Student

5 Times Student Newspapers Broke Big Stories

Anyone who is curious to see what the future of journalism holds should pick up a student-run newspaper. In between the new teacher profiles and sports highlights, they may find hard-hitting stories that rival reporting done for award-winning national outlets. Here are five examples of articles written by high school and college students that led to real-world results.

1. NEW PRINCIPAL’S BACKGROUND CALLED INTO QUESTION

Maddie Baden, a junior at Pittsburg High School in Pittsburg, Kansas and co-editor of the school’s newspaper, didn’t intend to break a major news story. When it was announced on March 6 that Amy Robertson had been hired as the school’s new principal, Baden volunteered to write a profile on her. But what should have been a straightforward piece quickly morphed into an in-depth investigation of Robertson’s credentials, according to The New York Times.

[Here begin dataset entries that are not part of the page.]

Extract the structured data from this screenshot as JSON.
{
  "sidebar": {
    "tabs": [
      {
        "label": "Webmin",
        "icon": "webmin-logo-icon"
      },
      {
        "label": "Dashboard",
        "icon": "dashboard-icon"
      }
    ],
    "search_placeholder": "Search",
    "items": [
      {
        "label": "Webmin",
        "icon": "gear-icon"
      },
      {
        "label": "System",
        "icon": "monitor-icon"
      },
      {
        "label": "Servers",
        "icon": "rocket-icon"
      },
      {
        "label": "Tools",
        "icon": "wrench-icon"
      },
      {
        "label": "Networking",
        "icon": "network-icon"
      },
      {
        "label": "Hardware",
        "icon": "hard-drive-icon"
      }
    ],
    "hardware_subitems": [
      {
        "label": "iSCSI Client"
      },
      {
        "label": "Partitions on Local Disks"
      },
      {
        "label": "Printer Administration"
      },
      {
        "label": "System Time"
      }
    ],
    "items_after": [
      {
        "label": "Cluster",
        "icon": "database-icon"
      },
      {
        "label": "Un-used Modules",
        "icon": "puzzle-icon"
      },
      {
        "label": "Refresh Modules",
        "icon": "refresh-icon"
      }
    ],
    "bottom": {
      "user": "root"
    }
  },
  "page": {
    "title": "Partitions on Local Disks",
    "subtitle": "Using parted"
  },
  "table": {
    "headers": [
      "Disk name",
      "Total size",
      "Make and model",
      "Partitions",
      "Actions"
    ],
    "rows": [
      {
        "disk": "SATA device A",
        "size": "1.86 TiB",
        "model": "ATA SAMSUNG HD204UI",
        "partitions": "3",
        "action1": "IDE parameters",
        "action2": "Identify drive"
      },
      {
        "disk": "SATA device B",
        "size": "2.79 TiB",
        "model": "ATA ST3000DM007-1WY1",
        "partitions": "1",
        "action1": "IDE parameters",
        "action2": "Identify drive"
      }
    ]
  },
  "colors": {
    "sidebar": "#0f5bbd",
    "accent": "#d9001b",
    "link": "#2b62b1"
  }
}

The real reporting began when basic details Robertson gave in her interview didn’t check out. Corllins University, the institution from which Robertson claimed to have earned her master’s and doctorate degrees, lists no physical address on its website. Further research revealed that Corllins is an online university that’s been accused of not offering proper accreditation to its students. Baden, along with other student staff members at The Booster Redux, published the front-page story titled “District Hires New Principal: Background called into question after discrepancies arise” on March 31. By April 4, Robertson had resigned “in light of the issues that arose,” according to a board statement. For their part in uncovering the truth, the kids made headlines of their own.

2. SECRET CAMERAS INSTALLED THROUGHOUT SCHOOL

In December 2007, students at Massachusetts’s Newton South High School were unsettled to read that hidden cameras had been installed around their halls in secret. Teachers on the school committee, who first learned of the cameras in the school newspaper, were equally surprised.

Juniors Jason Kuo and Nathan Yeo broke the story in the Denebola, their student newspaper, months after the security cameras were put in place. They didn’t share how they got the scoop, but they did make sure to include a quote from the superintendent confirming the presence of cameras before sending the story to print. The cameras hadn’t been activated yet by the time the news broke. Nonetheless, members of both the…